What is needed => Going line by line through the entries, count those containing "help" and state only the result.

Provided information =>
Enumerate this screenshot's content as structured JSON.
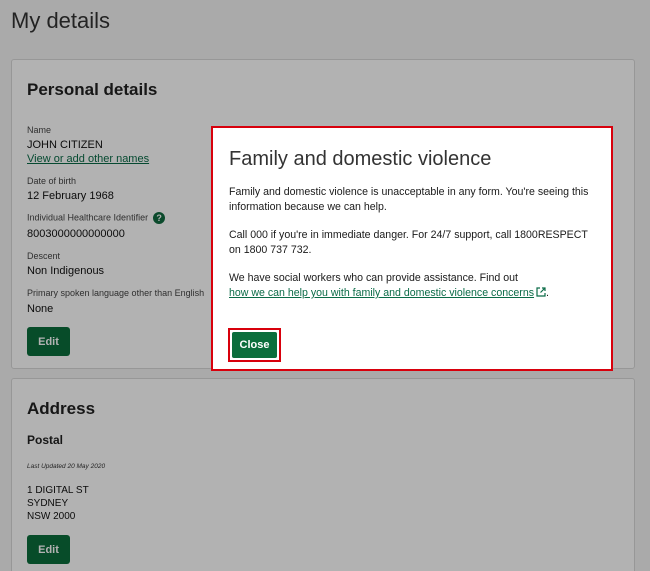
{
  "page": {
    "title": "My details"
  },
  "personal": {
    "heading": "Personal details",
    "name_label": "Name",
    "name_value": "JOHN CITIZEN",
    "other_names_link": "View or add other names",
    "dob_label": "Date of birth",
    "dob_value": "12 February 1968",
    "ihi_label": "Individual Healthcare Identifier",
    "ihi_value": "8003000000000000",
    "descent_label": "Descent",
    "descent_value": "Non Indigenous",
    "language_label": "Primary spoken language other than English",
    "language_value": "None",
    "edit_label": "Edit"
  },
  "address": {
    "heading": "Address",
    "postal_heading": "Postal",
    "last_updated": "Last Updated 20 May 2020",
    "lines": [
      "1 DIGITAL ST",
      "SYDNEY",
      "NSW 2000"
    ],
    "edit_label": "Edit"
  },
  "modal": {
    "title": "Family and domestic violence",
    "para1": "Family and domestic violence is unacceptable in any form. You're seeing this information because we can help.",
    "para2": "Call 000 if you're in immediate danger. For 24/7 support, call 1800RESPECT on 1800 737 732.",
    "para3_text": "We have social workers who can provide assistance. Find out",
    "para3_link": "how we can help you with family and domestic violence concerns",
    "para3_end": ".",
    "close_label": "Close"
  },
  "icons": {
    "help": "help-circle-icon",
    "external": "external-link-icon"
  },
  "colors": {
    "brand_green": "#0b6e3c",
    "link_green": "#0a6b47",
    "highlight_red": "#d8000c"
  }
}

Final answer => 3